**TASK ITEM:**
Wherever a line in the records contains the word "EMULATOR", return that line.

**INFORMATION PROVIDED:**
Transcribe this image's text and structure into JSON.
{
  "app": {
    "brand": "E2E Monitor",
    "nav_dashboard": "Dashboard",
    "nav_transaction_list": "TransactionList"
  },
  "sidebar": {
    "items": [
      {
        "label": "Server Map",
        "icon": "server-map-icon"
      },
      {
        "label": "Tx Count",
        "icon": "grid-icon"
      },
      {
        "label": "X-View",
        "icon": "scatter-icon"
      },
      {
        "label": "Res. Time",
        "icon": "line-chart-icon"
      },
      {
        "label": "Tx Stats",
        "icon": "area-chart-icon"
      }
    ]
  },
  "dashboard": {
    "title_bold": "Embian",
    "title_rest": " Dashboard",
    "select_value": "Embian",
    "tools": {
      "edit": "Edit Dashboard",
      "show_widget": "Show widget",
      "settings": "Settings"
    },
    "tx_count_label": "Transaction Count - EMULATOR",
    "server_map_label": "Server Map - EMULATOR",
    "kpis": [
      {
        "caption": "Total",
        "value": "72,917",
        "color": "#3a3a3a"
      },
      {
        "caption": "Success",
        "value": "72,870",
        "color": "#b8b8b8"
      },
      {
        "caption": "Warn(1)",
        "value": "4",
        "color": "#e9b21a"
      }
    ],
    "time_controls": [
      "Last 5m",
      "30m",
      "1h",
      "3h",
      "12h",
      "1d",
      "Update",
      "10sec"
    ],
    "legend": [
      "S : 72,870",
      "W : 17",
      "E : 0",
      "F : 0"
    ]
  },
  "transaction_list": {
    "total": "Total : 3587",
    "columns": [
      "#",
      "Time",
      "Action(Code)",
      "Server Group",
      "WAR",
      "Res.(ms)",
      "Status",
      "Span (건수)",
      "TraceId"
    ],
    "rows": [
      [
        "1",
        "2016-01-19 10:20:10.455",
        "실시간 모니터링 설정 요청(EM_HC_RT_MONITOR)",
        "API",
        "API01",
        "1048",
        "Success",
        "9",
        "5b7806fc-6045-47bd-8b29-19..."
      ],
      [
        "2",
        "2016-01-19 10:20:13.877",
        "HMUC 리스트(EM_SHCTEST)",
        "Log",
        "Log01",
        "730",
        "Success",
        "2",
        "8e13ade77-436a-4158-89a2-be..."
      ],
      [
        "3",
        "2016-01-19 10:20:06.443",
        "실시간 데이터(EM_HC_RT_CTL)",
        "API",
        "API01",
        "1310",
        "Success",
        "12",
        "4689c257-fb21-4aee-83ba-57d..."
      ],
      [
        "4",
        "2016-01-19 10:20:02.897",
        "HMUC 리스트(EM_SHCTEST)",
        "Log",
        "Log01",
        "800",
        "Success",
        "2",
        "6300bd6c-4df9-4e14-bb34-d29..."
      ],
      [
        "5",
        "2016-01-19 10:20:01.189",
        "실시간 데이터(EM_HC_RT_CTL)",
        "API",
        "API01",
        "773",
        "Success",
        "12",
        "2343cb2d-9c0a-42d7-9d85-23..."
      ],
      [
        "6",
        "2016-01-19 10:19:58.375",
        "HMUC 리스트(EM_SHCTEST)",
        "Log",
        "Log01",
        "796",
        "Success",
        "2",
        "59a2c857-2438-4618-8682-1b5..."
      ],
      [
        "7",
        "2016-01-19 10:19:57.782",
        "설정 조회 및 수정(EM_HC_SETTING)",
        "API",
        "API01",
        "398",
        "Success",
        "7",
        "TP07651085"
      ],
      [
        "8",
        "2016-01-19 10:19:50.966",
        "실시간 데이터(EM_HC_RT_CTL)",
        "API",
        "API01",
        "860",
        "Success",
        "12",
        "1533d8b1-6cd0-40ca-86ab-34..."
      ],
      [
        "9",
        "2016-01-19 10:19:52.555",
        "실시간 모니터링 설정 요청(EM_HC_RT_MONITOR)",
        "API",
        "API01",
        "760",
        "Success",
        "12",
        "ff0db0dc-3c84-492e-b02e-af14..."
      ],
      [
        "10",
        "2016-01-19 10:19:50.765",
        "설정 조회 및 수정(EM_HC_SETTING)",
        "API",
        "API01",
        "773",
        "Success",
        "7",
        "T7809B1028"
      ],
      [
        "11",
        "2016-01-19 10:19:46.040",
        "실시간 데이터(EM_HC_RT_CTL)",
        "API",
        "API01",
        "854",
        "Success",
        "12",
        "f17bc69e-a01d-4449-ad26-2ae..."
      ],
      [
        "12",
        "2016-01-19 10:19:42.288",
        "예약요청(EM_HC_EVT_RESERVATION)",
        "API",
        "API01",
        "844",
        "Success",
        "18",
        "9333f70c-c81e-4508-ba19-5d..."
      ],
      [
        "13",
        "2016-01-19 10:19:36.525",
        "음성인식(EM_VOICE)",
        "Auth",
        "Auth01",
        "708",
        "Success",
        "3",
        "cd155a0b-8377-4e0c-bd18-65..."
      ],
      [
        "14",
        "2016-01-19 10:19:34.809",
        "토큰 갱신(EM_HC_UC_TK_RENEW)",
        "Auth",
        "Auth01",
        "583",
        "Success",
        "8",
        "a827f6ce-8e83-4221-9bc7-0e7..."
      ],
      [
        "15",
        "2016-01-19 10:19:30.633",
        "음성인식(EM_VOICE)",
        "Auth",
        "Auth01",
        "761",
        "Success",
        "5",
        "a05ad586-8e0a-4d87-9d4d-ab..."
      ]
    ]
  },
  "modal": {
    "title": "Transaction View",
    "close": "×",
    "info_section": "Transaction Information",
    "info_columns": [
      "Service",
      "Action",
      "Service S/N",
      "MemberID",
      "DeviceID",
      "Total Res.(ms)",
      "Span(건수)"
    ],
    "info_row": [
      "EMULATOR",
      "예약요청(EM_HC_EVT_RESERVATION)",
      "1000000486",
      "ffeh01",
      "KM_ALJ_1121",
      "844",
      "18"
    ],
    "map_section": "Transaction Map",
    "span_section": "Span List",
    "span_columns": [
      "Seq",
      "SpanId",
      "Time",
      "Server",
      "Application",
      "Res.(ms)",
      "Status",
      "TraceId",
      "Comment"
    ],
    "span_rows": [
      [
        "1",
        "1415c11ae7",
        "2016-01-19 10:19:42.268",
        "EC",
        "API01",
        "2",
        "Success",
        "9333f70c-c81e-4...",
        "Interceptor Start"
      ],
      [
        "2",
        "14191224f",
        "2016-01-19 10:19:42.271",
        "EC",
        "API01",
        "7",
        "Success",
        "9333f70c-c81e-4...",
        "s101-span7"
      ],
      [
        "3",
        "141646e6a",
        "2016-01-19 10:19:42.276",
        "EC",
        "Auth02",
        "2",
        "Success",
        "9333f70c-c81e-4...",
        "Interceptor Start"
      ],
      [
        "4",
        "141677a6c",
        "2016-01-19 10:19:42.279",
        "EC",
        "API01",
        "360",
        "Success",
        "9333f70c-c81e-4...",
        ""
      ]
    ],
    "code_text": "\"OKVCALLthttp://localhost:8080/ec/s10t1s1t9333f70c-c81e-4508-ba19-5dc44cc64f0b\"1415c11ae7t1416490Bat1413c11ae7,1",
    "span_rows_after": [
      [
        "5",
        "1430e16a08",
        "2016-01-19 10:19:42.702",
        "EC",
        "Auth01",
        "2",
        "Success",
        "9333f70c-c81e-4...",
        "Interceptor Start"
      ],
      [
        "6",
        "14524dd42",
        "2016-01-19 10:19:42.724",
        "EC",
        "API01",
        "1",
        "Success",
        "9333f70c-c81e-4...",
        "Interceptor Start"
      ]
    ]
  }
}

**ANSWER SECTION:**
    "tx_count_label": "Transaction Count - EMULATOR",
    "server_map_label": "Server Map - EMULATOR",
      "EMULATOR",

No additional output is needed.